What you will do -> What lines in the records below mention "page"? List them all.
===== Raw data =====
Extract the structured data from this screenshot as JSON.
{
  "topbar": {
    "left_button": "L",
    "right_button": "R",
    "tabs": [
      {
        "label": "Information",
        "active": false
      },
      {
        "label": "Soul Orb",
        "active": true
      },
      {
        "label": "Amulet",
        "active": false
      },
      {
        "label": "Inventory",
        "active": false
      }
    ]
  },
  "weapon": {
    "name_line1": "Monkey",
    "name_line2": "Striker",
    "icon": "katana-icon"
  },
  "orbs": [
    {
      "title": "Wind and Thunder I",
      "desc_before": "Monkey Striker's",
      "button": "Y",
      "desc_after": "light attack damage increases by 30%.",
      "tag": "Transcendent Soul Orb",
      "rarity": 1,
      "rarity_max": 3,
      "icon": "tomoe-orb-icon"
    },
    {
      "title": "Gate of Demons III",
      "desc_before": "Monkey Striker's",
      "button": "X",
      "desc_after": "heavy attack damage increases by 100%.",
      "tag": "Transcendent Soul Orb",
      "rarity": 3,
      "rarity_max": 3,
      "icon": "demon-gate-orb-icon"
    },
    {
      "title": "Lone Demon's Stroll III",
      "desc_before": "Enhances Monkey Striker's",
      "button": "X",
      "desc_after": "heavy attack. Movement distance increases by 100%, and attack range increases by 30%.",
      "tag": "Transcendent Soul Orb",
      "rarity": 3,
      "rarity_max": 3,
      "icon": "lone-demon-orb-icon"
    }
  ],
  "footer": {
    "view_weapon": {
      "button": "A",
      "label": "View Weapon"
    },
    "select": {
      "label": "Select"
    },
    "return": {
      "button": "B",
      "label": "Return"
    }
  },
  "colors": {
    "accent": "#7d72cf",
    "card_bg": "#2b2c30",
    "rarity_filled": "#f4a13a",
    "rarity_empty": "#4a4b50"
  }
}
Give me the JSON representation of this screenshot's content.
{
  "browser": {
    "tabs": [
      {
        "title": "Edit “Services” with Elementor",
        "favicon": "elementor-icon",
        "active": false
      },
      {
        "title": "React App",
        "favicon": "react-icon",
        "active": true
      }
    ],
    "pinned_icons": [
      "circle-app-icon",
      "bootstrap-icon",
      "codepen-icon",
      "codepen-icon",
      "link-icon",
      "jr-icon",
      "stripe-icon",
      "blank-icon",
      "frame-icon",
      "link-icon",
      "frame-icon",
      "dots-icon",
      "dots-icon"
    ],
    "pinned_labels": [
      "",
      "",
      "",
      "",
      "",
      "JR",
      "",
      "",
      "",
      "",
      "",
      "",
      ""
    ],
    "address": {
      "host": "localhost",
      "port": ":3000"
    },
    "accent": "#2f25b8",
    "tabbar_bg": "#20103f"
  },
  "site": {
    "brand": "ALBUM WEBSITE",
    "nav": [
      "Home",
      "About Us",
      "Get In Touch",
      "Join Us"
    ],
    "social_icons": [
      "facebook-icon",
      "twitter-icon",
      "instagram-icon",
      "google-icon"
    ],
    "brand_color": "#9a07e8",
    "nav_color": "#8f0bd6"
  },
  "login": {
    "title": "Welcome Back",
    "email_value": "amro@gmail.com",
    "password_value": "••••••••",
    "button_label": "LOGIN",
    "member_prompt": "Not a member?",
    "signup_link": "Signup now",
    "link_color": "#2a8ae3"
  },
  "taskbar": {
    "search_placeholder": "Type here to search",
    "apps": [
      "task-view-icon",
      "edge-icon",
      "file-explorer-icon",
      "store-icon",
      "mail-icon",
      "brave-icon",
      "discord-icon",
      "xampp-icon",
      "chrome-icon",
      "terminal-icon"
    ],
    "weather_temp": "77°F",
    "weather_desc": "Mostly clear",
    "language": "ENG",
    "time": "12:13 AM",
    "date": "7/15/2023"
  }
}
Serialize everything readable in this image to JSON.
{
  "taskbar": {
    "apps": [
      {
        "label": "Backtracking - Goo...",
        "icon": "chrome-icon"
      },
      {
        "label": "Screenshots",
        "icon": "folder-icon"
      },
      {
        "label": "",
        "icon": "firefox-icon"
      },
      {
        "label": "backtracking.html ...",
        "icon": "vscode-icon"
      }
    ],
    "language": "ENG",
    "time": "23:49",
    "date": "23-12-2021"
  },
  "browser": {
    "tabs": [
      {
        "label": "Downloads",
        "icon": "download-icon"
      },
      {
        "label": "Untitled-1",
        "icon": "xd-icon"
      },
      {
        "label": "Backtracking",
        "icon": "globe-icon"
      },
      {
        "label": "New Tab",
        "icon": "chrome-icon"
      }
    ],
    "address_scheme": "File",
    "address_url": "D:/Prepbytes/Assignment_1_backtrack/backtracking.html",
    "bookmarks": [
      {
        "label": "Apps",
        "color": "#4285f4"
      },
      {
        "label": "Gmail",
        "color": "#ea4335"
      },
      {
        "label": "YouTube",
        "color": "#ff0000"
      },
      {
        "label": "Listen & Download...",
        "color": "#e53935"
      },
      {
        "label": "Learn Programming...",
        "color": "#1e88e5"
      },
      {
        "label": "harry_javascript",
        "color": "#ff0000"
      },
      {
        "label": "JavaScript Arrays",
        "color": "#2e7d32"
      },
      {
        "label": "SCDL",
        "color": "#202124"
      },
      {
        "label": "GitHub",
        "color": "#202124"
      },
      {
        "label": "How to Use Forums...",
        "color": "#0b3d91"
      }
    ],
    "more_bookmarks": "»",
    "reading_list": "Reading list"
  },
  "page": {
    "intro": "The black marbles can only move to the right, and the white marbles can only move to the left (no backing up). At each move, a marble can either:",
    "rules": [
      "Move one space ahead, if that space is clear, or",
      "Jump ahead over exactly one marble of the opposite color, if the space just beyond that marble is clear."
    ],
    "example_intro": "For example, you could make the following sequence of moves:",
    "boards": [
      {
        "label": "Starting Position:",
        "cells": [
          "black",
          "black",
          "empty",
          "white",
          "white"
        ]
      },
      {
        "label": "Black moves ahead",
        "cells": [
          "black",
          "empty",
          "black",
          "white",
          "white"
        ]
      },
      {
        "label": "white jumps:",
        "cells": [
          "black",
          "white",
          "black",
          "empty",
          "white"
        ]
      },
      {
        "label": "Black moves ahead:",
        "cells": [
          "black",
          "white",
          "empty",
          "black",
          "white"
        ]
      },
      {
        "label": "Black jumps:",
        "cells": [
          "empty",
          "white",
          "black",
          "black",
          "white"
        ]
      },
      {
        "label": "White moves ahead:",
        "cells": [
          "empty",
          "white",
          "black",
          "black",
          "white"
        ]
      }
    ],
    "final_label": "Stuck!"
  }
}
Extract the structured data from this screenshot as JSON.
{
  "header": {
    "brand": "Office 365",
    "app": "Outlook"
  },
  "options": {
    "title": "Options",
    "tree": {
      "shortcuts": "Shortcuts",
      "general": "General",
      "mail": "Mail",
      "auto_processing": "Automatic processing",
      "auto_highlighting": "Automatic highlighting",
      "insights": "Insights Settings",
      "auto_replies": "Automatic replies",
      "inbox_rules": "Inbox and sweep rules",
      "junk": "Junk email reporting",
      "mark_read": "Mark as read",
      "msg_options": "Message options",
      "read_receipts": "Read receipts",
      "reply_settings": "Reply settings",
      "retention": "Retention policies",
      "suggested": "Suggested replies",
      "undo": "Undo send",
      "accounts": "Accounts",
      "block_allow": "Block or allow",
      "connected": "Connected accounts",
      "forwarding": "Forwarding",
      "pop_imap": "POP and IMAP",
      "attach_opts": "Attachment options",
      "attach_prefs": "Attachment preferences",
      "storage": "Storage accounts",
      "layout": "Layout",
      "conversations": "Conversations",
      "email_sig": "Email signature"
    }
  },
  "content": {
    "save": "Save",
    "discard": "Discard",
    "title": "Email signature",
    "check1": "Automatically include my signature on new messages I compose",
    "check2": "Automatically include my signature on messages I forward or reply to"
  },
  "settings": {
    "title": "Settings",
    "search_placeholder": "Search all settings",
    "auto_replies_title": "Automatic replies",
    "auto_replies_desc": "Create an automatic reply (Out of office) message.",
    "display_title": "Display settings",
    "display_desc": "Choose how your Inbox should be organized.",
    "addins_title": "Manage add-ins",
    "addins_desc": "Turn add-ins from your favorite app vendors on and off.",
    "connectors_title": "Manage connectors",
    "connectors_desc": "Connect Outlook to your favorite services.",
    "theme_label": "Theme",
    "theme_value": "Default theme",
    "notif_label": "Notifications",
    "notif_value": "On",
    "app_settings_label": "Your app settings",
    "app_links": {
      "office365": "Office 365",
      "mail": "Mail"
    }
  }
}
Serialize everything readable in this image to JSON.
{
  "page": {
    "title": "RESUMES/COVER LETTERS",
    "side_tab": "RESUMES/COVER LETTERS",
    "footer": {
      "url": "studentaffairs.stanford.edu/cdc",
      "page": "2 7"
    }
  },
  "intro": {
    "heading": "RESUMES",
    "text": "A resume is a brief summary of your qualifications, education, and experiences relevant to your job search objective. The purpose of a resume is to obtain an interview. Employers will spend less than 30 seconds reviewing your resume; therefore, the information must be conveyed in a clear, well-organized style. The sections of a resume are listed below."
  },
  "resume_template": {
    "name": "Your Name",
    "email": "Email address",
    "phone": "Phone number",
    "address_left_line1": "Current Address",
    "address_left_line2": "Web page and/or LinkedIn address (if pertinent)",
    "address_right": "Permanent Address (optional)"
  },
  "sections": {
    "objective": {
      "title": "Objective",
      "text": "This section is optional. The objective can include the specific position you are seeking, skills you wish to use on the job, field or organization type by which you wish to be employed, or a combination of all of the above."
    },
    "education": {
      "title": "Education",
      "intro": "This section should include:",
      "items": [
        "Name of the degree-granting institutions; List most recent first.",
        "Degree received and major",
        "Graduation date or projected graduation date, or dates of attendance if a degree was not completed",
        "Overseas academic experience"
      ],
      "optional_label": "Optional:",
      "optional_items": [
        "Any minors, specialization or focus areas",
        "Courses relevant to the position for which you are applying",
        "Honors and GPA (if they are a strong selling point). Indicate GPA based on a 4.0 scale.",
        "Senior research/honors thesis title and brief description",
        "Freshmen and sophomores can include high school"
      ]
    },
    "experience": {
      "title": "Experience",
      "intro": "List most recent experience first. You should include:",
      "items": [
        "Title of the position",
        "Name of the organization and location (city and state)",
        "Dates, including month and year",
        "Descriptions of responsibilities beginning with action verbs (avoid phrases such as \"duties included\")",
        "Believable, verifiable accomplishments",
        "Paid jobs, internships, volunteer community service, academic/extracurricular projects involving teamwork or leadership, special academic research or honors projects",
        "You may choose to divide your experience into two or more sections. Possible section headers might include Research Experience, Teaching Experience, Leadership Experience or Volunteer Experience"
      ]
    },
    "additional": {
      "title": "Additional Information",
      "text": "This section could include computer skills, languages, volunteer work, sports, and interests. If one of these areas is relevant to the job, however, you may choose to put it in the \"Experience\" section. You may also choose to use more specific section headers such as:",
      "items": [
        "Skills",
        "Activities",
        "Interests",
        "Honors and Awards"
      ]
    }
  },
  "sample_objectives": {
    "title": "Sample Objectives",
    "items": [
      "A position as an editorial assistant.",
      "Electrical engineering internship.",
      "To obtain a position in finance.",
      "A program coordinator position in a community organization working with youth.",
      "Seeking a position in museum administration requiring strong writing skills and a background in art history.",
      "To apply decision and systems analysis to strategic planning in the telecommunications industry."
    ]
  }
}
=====
Finished exercise ->
  "page": {
  "page": {
      "page": "2 7"
    "address_left_line2": "Web page and/or LinkedIn address (if pertinent)",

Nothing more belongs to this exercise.